IFC partners with the Chamber of Commerce and Industry on development of women entrepreneurs in Yemen [Archives:2005/854/Local News]

June 27 2005

Sana'a, Yemen – June 18, 2005)The International Finance Corporation's Private Enterprise Partnership for the Middle East and North Africa (IFC PEP-MENA) organized a three-day financial management training workshop for women entrepreneurs in Yemen under the auspices of the Chamber of Commerce in Sana'a June 18-20, 2005. The training session is part of a market and product development process that IFC PEP-MENA has undertaken in Yemen to strengthen women-owned enterprises.

IPF PEP-MENA believes that unleashing the potential of women entrepreneurs is crucial to bolstering private sector development and reducing unemployment in Middle Eastern and North African economies. To identify the barriers that women entrepreneurs face and other factors that affect women-owned businesses in Yemen, IFC PEP-MENA commissioned a survey to support the development of a demand-driven technical assistance program.

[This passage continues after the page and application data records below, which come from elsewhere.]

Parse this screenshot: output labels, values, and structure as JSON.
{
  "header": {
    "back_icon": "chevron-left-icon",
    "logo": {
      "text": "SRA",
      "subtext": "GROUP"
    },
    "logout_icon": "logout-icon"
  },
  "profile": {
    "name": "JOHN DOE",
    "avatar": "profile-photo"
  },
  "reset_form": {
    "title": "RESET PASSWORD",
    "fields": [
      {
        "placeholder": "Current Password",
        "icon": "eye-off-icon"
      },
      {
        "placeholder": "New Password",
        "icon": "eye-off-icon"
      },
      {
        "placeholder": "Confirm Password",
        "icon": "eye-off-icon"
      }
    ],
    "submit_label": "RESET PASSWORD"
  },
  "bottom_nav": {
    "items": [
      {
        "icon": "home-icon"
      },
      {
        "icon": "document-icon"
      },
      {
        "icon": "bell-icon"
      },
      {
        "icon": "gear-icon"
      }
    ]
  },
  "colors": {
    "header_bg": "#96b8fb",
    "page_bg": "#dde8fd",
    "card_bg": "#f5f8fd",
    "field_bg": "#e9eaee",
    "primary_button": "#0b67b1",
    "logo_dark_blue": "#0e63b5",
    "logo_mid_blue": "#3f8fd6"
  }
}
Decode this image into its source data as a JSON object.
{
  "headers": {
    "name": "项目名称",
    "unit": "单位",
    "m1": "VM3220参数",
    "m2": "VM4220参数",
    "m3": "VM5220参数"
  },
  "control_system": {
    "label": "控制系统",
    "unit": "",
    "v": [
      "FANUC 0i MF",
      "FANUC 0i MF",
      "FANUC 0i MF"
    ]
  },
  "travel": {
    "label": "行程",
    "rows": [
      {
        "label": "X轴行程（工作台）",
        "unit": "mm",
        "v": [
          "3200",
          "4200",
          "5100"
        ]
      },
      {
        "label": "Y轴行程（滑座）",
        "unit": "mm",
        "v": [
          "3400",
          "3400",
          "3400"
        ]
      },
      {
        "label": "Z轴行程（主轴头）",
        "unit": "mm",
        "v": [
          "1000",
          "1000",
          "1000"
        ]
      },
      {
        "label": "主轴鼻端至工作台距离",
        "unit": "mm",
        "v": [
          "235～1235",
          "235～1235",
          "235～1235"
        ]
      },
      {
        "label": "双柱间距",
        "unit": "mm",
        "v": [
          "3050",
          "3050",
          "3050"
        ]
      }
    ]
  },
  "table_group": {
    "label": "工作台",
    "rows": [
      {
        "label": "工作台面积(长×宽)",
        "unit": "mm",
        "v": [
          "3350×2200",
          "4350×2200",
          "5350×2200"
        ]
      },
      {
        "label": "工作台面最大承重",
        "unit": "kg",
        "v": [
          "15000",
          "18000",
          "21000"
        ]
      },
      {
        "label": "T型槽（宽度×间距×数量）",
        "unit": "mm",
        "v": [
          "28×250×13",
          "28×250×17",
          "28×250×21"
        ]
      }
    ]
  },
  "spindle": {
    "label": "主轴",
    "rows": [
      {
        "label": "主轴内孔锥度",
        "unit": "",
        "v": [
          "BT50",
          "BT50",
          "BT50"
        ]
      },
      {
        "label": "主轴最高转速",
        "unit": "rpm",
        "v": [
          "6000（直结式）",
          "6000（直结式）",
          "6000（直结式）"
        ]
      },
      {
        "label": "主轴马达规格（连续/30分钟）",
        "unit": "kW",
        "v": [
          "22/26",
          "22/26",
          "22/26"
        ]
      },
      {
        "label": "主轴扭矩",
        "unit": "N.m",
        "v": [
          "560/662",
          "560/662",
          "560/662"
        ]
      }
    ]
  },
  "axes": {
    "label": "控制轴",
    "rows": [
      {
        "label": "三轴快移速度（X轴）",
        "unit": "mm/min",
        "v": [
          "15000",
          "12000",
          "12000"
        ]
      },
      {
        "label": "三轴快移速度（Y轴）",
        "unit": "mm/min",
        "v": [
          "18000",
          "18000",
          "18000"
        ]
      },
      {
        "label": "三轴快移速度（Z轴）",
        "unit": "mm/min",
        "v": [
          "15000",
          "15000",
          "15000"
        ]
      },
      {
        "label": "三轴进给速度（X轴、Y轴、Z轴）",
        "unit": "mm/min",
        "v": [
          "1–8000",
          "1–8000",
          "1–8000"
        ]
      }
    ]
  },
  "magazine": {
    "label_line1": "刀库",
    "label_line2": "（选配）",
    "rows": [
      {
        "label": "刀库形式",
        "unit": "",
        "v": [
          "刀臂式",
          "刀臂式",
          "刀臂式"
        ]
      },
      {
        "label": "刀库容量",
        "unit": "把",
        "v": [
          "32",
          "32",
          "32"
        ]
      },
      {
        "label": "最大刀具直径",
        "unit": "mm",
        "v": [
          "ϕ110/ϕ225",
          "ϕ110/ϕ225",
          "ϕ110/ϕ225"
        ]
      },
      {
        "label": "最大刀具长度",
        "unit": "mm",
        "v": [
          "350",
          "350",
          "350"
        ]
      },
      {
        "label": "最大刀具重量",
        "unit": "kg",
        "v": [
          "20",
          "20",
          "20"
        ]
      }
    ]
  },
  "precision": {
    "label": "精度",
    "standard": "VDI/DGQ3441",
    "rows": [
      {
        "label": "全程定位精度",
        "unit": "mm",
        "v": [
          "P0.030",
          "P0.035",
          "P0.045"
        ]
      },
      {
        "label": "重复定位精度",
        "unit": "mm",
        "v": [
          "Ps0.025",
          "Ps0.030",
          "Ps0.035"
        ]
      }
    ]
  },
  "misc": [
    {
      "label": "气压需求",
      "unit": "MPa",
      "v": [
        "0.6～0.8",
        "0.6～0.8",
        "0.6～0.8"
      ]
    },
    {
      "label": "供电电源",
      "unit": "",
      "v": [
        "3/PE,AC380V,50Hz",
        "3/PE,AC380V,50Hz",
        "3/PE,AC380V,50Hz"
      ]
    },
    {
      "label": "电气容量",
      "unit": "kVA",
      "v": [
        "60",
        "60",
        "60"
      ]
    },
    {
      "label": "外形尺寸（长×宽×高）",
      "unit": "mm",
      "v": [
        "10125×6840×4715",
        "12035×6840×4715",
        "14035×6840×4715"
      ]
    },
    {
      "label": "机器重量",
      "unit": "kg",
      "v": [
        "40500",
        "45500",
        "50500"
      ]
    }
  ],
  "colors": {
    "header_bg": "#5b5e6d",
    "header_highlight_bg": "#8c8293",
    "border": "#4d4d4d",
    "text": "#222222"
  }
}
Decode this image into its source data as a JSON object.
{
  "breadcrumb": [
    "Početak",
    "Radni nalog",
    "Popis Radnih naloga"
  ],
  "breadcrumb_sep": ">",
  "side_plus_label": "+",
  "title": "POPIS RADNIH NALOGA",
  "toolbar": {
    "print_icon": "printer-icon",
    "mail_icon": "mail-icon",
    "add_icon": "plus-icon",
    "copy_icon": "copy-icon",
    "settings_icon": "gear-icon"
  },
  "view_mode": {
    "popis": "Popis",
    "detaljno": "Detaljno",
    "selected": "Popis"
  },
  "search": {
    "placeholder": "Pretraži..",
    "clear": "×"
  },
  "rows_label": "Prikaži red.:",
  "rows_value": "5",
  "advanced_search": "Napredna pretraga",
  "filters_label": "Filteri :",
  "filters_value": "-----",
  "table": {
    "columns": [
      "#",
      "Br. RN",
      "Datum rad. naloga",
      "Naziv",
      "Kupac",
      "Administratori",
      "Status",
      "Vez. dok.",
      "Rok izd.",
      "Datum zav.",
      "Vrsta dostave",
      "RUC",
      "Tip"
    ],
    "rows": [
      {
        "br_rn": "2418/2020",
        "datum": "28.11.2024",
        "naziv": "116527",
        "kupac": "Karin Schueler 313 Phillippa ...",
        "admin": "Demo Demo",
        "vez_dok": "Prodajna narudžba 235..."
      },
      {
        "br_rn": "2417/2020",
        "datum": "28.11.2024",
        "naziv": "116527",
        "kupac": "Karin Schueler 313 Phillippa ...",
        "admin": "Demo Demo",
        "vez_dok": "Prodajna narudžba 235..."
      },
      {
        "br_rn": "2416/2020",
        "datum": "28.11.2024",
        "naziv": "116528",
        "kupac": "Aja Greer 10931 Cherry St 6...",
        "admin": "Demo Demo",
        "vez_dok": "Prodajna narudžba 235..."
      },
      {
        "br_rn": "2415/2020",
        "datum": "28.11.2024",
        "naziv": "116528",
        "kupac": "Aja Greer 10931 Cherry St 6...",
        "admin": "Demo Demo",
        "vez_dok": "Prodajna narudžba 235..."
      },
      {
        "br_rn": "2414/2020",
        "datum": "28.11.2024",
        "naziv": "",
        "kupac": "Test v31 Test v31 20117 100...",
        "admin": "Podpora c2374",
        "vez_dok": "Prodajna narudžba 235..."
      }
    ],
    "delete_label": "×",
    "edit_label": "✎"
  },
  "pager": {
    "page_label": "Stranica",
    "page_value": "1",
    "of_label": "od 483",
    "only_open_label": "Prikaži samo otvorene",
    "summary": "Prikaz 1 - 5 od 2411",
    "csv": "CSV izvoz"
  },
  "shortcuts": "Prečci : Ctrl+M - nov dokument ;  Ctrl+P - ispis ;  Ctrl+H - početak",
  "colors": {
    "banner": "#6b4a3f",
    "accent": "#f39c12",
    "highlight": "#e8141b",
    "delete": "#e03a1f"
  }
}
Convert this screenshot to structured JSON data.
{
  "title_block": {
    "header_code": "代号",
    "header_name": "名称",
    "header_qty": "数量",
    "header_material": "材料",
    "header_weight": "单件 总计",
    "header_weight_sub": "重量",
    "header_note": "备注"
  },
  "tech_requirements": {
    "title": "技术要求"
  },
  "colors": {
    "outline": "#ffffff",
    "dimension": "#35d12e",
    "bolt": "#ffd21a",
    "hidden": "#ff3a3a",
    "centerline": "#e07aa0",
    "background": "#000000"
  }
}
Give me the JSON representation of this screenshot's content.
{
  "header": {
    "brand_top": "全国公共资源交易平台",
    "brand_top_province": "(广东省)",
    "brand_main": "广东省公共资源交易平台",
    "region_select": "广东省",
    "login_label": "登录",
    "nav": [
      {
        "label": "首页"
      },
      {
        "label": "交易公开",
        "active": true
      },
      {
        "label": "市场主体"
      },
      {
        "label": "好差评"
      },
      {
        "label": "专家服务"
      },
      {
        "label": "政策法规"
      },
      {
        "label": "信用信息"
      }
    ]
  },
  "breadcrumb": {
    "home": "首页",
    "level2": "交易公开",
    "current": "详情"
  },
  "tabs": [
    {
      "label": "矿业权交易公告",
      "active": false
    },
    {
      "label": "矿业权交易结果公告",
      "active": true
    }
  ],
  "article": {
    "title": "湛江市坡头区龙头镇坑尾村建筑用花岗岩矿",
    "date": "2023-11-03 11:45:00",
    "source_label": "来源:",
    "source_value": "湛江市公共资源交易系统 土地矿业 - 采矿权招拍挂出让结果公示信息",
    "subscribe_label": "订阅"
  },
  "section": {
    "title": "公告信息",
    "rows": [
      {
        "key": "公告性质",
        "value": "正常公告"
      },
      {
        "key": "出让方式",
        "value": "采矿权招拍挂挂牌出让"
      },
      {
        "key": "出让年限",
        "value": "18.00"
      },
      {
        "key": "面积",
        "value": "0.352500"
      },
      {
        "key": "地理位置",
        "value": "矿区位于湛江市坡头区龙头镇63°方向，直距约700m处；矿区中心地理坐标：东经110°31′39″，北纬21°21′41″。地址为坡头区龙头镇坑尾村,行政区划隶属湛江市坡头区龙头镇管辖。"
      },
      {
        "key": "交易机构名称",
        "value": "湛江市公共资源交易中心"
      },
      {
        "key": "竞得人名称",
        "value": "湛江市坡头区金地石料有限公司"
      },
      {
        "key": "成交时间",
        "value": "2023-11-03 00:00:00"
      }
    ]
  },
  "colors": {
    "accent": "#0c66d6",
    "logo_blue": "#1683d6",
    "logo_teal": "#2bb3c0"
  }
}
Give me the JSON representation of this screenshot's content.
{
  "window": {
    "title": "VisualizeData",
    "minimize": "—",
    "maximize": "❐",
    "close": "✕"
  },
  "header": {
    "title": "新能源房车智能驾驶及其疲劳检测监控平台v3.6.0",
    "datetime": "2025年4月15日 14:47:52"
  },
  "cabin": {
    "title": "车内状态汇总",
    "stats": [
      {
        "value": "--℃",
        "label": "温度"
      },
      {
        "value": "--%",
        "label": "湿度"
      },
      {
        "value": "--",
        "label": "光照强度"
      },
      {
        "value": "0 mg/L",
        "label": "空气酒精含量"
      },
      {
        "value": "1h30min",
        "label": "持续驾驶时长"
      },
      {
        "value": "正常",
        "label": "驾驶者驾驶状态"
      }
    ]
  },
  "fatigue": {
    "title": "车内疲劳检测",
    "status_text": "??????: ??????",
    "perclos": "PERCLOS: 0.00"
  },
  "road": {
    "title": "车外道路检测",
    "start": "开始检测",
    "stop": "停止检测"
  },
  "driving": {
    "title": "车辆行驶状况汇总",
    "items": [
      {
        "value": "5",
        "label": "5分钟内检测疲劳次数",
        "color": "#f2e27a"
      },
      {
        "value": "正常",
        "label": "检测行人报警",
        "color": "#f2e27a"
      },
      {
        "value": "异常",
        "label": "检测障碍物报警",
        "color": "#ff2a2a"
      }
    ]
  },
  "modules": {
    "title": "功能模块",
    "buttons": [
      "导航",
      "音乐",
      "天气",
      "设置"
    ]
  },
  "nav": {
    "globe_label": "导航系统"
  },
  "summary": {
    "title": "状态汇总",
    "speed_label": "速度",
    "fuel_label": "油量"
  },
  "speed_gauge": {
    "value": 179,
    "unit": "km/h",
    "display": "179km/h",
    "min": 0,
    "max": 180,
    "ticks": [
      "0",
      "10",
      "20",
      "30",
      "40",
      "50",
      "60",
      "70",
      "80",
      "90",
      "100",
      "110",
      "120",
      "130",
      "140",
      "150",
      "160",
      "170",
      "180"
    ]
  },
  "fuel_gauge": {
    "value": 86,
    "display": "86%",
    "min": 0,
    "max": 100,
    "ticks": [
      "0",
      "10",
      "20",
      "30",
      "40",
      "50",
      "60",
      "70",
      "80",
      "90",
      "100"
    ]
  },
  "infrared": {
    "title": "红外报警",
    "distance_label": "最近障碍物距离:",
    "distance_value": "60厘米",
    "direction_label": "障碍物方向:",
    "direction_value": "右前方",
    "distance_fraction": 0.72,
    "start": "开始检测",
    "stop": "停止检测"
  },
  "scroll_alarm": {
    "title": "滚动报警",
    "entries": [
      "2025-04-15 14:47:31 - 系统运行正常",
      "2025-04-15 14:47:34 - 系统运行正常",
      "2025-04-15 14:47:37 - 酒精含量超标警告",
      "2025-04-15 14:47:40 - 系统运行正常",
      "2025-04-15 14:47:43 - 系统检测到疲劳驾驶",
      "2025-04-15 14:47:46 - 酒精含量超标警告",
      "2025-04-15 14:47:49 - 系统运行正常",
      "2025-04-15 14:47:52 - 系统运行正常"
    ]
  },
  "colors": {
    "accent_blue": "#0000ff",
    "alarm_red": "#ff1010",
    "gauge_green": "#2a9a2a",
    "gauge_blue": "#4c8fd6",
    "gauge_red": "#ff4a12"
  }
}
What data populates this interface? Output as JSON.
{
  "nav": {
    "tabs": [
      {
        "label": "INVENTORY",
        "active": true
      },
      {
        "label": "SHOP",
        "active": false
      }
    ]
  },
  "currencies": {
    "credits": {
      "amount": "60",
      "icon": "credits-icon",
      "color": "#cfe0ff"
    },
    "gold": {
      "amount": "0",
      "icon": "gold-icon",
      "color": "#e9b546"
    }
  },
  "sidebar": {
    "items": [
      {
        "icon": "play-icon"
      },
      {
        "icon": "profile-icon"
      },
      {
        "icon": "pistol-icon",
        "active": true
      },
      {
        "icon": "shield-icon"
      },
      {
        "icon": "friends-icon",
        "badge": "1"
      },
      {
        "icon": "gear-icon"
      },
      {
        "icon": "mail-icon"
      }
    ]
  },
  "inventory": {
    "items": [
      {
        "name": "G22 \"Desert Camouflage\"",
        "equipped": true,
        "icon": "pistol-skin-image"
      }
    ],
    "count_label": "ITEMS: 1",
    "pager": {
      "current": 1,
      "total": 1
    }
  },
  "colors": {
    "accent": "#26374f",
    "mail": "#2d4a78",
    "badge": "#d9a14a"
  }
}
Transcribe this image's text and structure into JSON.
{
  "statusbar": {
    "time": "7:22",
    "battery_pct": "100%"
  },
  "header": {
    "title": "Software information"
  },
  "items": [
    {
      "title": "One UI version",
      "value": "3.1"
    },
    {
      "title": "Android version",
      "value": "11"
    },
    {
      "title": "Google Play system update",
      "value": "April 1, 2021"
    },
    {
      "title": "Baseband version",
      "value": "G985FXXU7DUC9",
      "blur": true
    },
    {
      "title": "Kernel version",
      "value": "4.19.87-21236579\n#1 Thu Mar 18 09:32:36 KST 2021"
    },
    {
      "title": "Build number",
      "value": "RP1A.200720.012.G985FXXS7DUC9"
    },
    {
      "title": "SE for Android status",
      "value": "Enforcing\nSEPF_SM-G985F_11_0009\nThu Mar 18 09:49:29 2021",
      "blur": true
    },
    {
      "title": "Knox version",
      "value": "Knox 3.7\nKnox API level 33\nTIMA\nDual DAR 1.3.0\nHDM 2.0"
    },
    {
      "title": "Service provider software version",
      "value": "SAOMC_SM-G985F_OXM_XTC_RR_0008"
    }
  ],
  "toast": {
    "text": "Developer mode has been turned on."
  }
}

Direct Marketing Services (DMS), a local Yemeni firm, conducted the survey. Over 130 male and female entrepreneurs were interviewed)along with a wide range of public, donor, and private small business development stakeholders)during the period April to June 2005. The small business development stakeholders, from both the public and the private sectors, will all have an opportunity to present their input on the survey findings as well as the IFC proposed plan of action at a consultative workshop scheduled for June 21 at the Sheraton Hotel in Sana'a. The report, to be based on the survey findings, will provide the basic for IFC's program to support the growth of existing women-owned and operated enterprises and the creation of jobs in Yemen. One finding of the IFC study is that female entrepreneurs are twice as likely to hire women employees as male entrepreneurs are.

IFC's proposed technical assistance to growth-oriented women-owned enterprises is not only expected to create employment but also to fill a crucial market gap. “It is difficult to get high-quality training and business consulting in Yemen,” said one of the businesswomen interviewed during the IFC survey. “These are very important to the development of our employees and consequently to the growth of our business,” she added.

In addition to the training and groundbreaking research on female entrepreneurs and how to support them in evolving from informal microenterprises to true small businesses, IFC PEP-MENA is conducting studies in three other countries)Egypt, Morocco, and Oman. Generally speaking, regional findings indicate that women can overcome the main challenges to the growth of their businesses and realize their untapped economic potential if they have access to targeted technical assistance.

IFc's (www.ifc.org) mission is to promote sustainable private sector investment in developing countries, helping to reduce poverty and improve people's lives. IFC finances private sector investments in the developing world, mobilizes capital in the international financial markets, helps clients improve social and environmental sustainability, and provides technical assistance and advice to governments and businesses. From its founding in 1956 through FY2004, IFC has committed more than $44 billion of its own funds and arranged $23 billion in syndications for 3,143 companies in 140 developing countries. IFC's worldwide committed portfolio as of FY2004 as $17.9 billion for its own account and $5.5 billion held for participants in loan syndications.